DATASET ENTRIES Block Start

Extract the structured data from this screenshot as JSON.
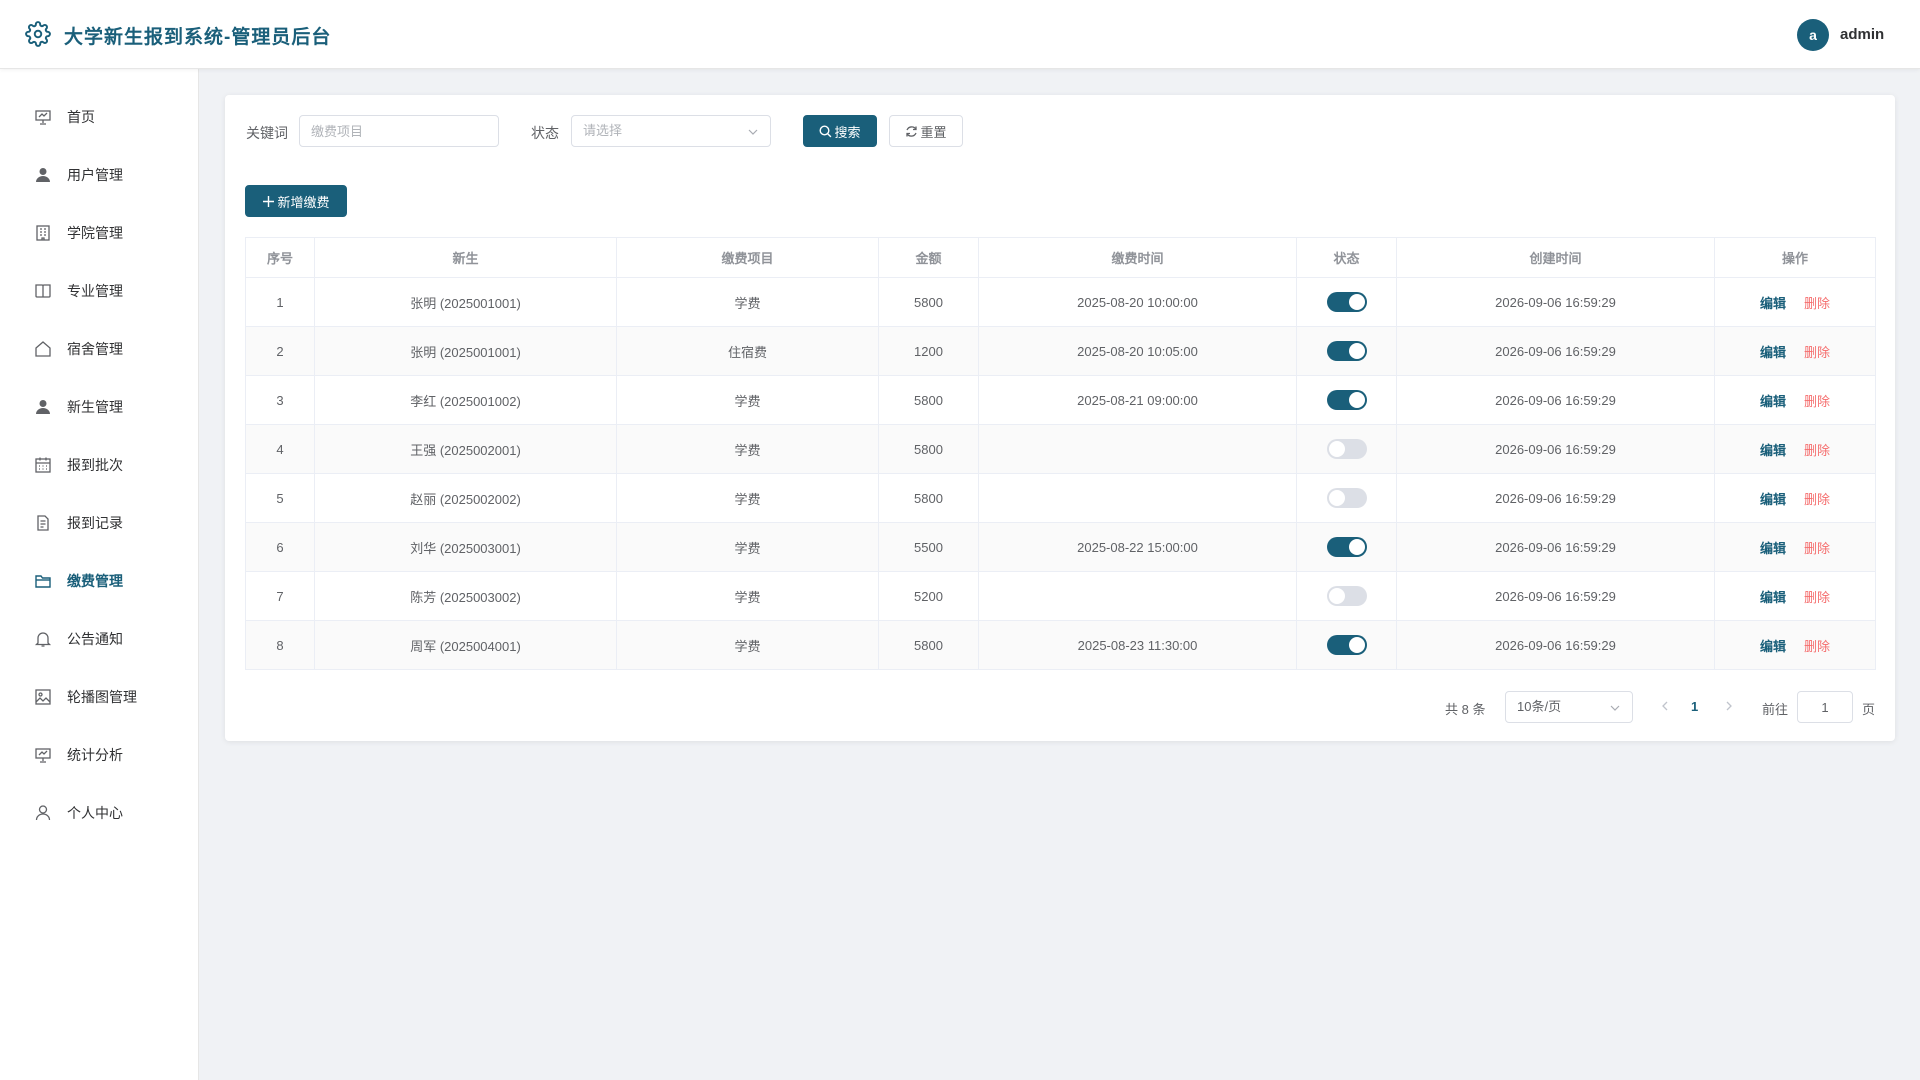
{
  "header": {
    "title": "大学新生报到系统-管理员后台",
    "avatar_letter": "a",
    "username": "admin"
  },
  "sidebar": {
    "items": [
      {
        "label": "首页",
        "icon": "presentation-icon"
      },
      {
        "label": "用户管理",
        "icon": "user-icon"
      },
      {
        "label": "学院管理",
        "icon": "building-icon"
      },
      {
        "label": "专业管理",
        "icon": "book-icon"
      },
      {
        "label": "宿舍管理",
        "icon": "home-icon"
      },
      {
        "label": "新生管理",
        "icon": "user-icon"
      },
      {
        "label": "报到批次",
        "icon": "calendar-icon"
      },
      {
        "label": "报到记录",
        "icon": "document-icon"
      },
      {
        "label": "缴费管理",
        "icon": "folder-icon",
        "active": true
      },
      {
        "label": "公告通知",
        "icon": "bell-icon"
      },
      {
        "label": "轮播图管理",
        "icon": "picture-icon"
      },
      {
        "label": "统计分析",
        "icon": "chart-icon"
      },
      {
        "label": "个人中心",
        "icon": "user-outline-icon"
      }
    ]
  },
  "filters": {
    "keyword_label": "关键词",
    "keyword_placeholder": "缴费项目",
    "status_label": "状态",
    "status_placeholder": "请选择",
    "search_label": "搜索",
    "reset_label": "重置"
  },
  "toolbar": {
    "add_label": "新增缴费"
  },
  "table": {
    "columns": [
      "序号",
      "新生",
      "缴费项目",
      "金额",
      "缴费时间",
      "状态",
      "创建时间",
      "操作"
    ],
    "edit_label": "编辑",
    "delete_label": "删除",
    "rows": [
      {
        "index": "1",
        "student": "张明 (2025001001)",
        "item": "学费",
        "amount": "5800",
        "pay_time": "2025-08-20 10:00:00",
        "paid": true,
        "created": "2026-09-06 16:59:29"
      },
      {
        "index": "2",
        "student": "张明 (2025001001)",
        "item": "住宿费",
        "amount": "1200",
        "pay_time": "2025-08-20 10:05:00",
        "paid": true,
        "created": "2026-09-06 16:59:29"
      },
      {
        "index": "3",
        "student": "李红 (2025001002)",
        "item": "学费",
        "amount": "5800",
        "pay_time": "2025-08-21 09:00:00",
        "paid": true,
        "created": "2026-09-06 16:59:29"
      },
      {
        "index": "4",
        "student": "王强 (2025002001)",
        "item": "学费",
        "amount": "5800",
        "pay_time": "",
        "paid": false,
        "created": "2026-09-06 16:59:29"
      },
      {
        "index": "5",
        "student": "赵丽 (2025002002)",
        "item": "学费",
        "amount": "5800",
        "pay_time": "",
        "paid": false,
        "created": "2026-09-06 16:59:29"
      },
      {
        "index": "6",
        "student": "刘华 (2025003001)",
        "item": "学费",
        "amount": "5500",
        "pay_time": "2025-08-22 15:00:00",
        "paid": true,
        "created": "2026-09-06 16:59:29"
      },
      {
        "index": "7",
        "student": "陈芳 (2025003002)",
        "item": "学费",
        "amount": "5200",
        "pay_time": "",
        "paid": false,
        "created": "2026-09-06 16:59:29"
      },
      {
        "index": "8",
        "student": "周军 (2025004001)",
        "item": "学费",
        "amount": "5800",
        "pay_time": "2025-08-23 11:30:00",
        "paid": true,
        "created": "2026-09-06 16:59:29"
      }
    ]
  },
  "pagination": {
    "total_text": "共 8 条",
    "page_size": "10条/页",
    "current_page": "1",
    "goto_label": "前往",
    "goto_value": "1",
    "page_unit": "页"
  },
  "colors": {
    "primary": "#1a5f7a",
    "danger": "#f56c6c",
    "background": "#f0f2f5"
  }
}
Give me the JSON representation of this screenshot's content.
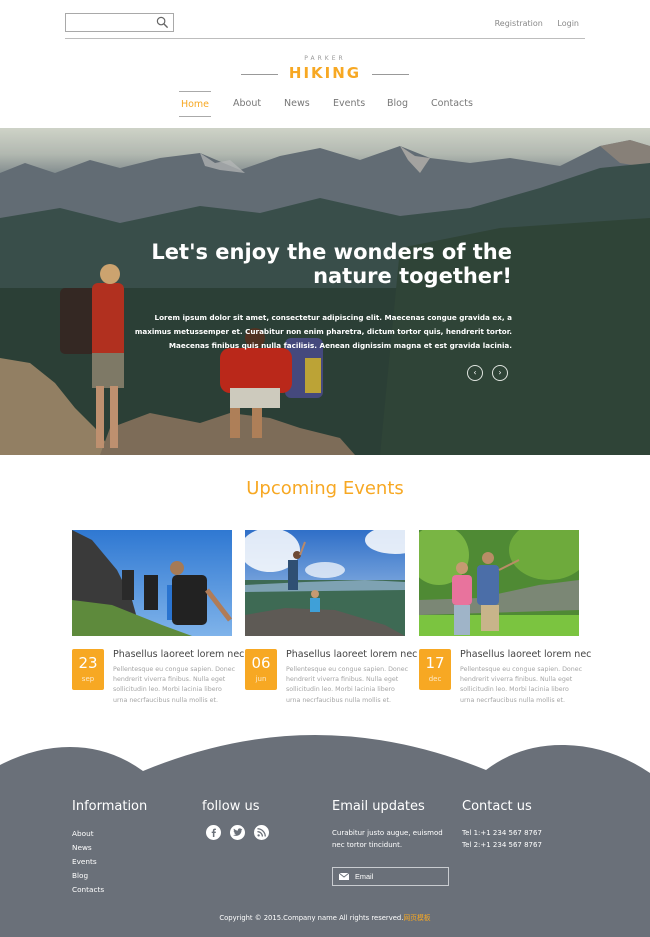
{
  "topbar": {
    "search": {
      "value": "",
      "placeholder": "",
      "icon": "search-icon"
    },
    "links": [
      "Registration",
      "Login"
    ]
  },
  "logo": {
    "small": "PARKER",
    "big": "HIKING"
  },
  "nav": {
    "items": [
      {
        "label": "Home",
        "active": true
      },
      {
        "label": "About",
        "active": false
      },
      {
        "label": "News",
        "active": false
      },
      {
        "label": "Events",
        "active": false
      },
      {
        "label": "Blog",
        "active": false
      },
      {
        "label": "Contacts",
        "active": false
      }
    ]
  },
  "hero": {
    "title_line1": "Let's enjoy the wonders of the",
    "title_line2": "nature together!",
    "text": "Lorem ipsum dolor sit amet, consectetur adipiscing elit. Maecenas congue gravida ex, a maximus metussemper et. Curabitur non enim pharetra, dictum tortor quis, hendrerit tortor. Maecenas finibus quis nulla facilisis. Aenean dignissim magna et est gravida lacinia.",
    "prev_icon": "‹",
    "next_icon": "›"
  },
  "events": {
    "title": "Upcoming Events",
    "items": [
      {
        "day": "23",
        "month": "sep",
        "title": "Phasellus laoreet lorem nec",
        "desc": "Pellentesque eu congue sapien. Donec hendrerit viverra finibus. Nulla eget sollicitudin leo. Morbi lacinia libero urna necrfaucibus nulla mollis et.",
        "image": "hikers-climbing-ridge"
      },
      {
        "day": "06",
        "month": "jun",
        "title": "Phasellus laoreet lorem nec",
        "desc": "Pellentesque eu congue sapien. Donec hendrerit viverra finibus. Nulla eget sollicitudin leo. Morbi lacinia libero urna necrfaucibus nulla mollis et.",
        "image": "hikers-on-summit-rock"
      },
      {
        "day": "17",
        "month": "dec",
        "title": "Phasellus laoreet lorem nec",
        "desc": "Pellentesque eu congue sapien. Donec hendrerit viverra finibus. Nulla eget sollicitudin leo. Morbi lacinia libero urna necrfaucibus nulla mollis et.",
        "image": "hikers-by-river"
      }
    ]
  },
  "footer": {
    "information": {
      "title": "Information",
      "links": [
        "About",
        "News",
        "Events",
        "Blog",
        "Contacts"
      ]
    },
    "follow": {
      "title": "follow us",
      "icons": [
        "facebook-icon",
        "twitter-icon",
        "rss-icon"
      ]
    },
    "email_updates": {
      "title": "Email updates",
      "text": "Curabitur justo augue, euismod nec tortor tincidunt.",
      "input_placeholder": "Email"
    },
    "contact": {
      "title": "Contact us",
      "lines": [
        "Tel 1:+1 234 567 8767",
        "Tel 2:+1 234 567 8767"
      ]
    },
    "copyright": "Copyright © 2015.Company name All rights reserved.",
    "copyright_link": "网页模板"
  },
  "colors": {
    "accent": "#f7a823",
    "footer_bg": "#6a7079",
    "text_muted": "#a5a5a5"
  }
}
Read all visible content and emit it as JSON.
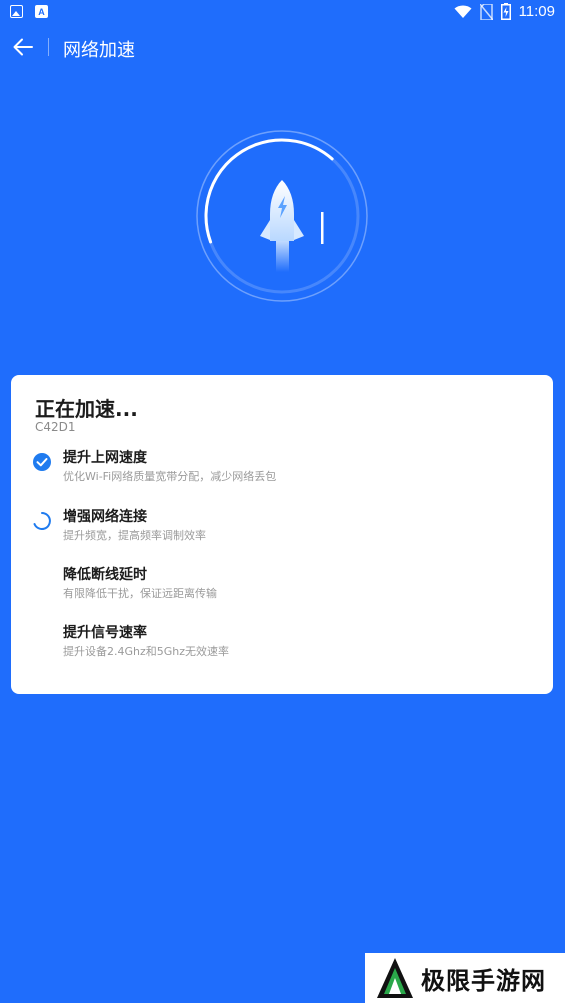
{
  "status_bar": {
    "time": "11:09",
    "left_icons": [
      "image-notification-icon",
      "a-notification-icon"
    ],
    "right_icons": [
      "wifi-icon",
      "no-sim-icon",
      "battery-charging-icon"
    ]
  },
  "toolbar": {
    "back_icon": "arrow-left-icon",
    "title": "网络加速"
  },
  "hero": {
    "icon": "rocket-icon",
    "progress": 0.42
  },
  "card": {
    "title": "正在加速...",
    "subtitle": "C42D1",
    "steps": [
      {
        "name": "提升上网速度",
        "desc": "优化Wi-Fi网络质量宽带分配，减少网络丢包",
        "status": "done"
      },
      {
        "name": "增强网络连接",
        "desc": "提升频宽，提高频率调制效率",
        "status": "loading"
      },
      {
        "name": "降低断线延时",
        "desc": "有限降低干扰，保证远距离传输",
        "status": "pending"
      },
      {
        "name": "提升信号速率",
        "desc": "提升设备2.4Ghz和5Ghz无效速率",
        "status": "pending"
      }
    ]
  },
  "watermark": {
    "text": "极限手游网"
  },
  "colors": {
    "background": "#1f6dfc",
    "accent": "#1f7bef",
    "card": "#ffffff"
  }
}
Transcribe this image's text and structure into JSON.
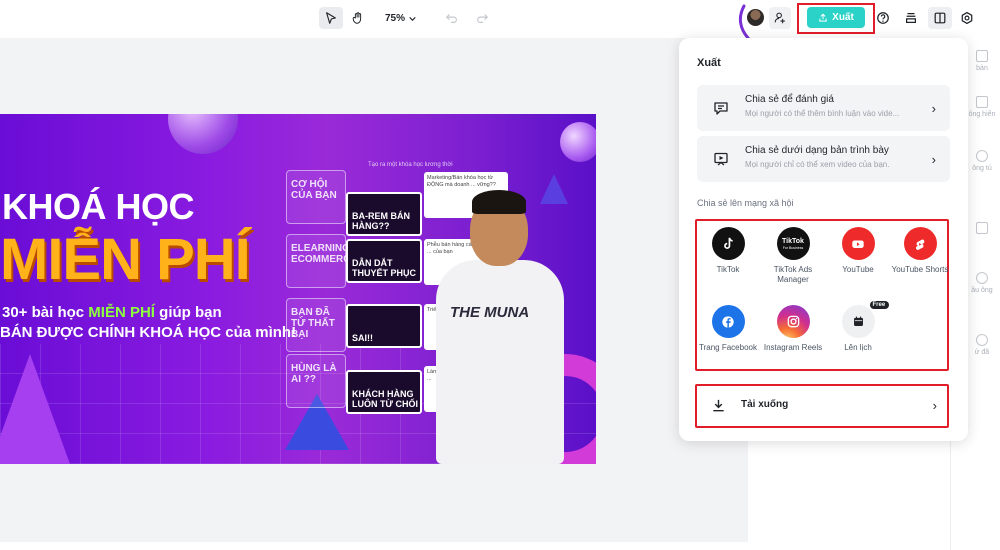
{
  "toolbar": {
    "zoom_label": "75%",
    "export_label": "Xuất"
  },
  "banner": {
    "title_line1": "KHOÁ HỌC",
    "title_line2": "MIỄN PHÍ",
    "subtitle_prefix": "30+ bài học ",
    "subtitle_highlight": "MIỄN PHÍ",
    "subtitle_suffix": " giúp bạn",
    "subtitle_line2": "BÁN ĐƯỢC CHÍNH KHOÁ HỌC của mình!",
    "cards": [
      "BA-REM BÁN HÀNG??",
      "DẪN DẮT THUYẾT PHỤC",
      "SAI!!",
      "KHÁCH HÀNG LUÔN TỪ CHỐI"
    ],
    "tabs": [
      "CƠ HỘI CỦA BẠN",
      "ELEARNING ECOMMERC",
      "BẠN ĐÃ TỪ THẤT BẠI",
      "HÙNG LÀ AI ??"
    ],
    "notes": [
      "Marketing/Bán khóa học từ ĐỘNG mà doanh ... vững??",
      "Phễu bán hàng cách vận dụng ... của bạn",
      "Triển ...",
      "Làm ... bị ..."
    ],
    "shirt_logo": "THE MUNA",
    "top_label": "Tạo ra một khóa học lương thời"
  },
  "panel": {
    "title": "Xuất",
    "share_review_title": "Chia sẻ để đánh giá",
    "share_review_desc": "Mọi người có thể thêm bình luận vào vide...",
    "share_present_title": "Chia sẻ dưới dạng bản trình bày",
    "share_present_desc": "Mọi người chỉ có thể xem video của bạn.",
    "social_label": "Chia sẻ lên mạng xã hội",
    "socials": [
      {
        "label": "TikTok",
        "icon": "tiktok-icon",
        "color": "#111111"
      },
      {
        "label": "TikTok Ads Manager",
        "icon": "tiktok-business-icon",
        "color": "#111111"
      },
      {
        "label": "YouTube",
        "icon": "youtube-icon",
        "color": "#ee2a2a"
      },
      {
        "label": "YouTube Shorts",
        "icon": "youtube-shorts-icon",
        "color": "#ee2a2a"
      },
      {
        "label": "Trang Facebook",
        "icon": "facebook-icon",
        "color": "#1d74e8"
      },
      {
        "label": "Instagram Reels",
        "icon": "instagram-icon",
        "color": "#d02f8f"
      },
      {
        "label": "Lên lịch",
        "icon": "calendar-icon",
        "color": "#eef0f2"
      }
    ],
    "tiktok_business_text": "TikTok",
    "tiktok_business_sub": "For Business",
    "free_badge": "Free",
    "download_label": "Tải xuống"
  },
  "rail": {
    "items": [
      "bản",
      "ông hiển",
      "ông tú",
      "",
      "ầu ông",
      "ử đã"
    ]
  },
  "colors": {
    "accent": "#2bd2c7",
    "highlight_border": "#e11d2a",
    "arrow": "#7b2fd6"
  }
}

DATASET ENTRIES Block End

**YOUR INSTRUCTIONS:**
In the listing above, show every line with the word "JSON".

**REPLY:**
Extract the structured data from this screenshot as JSON.
Give me the JSON representation of this screenshot's content.
Read all visible content and emit it as JSON.
Transcribe this image's text and structure into JSON.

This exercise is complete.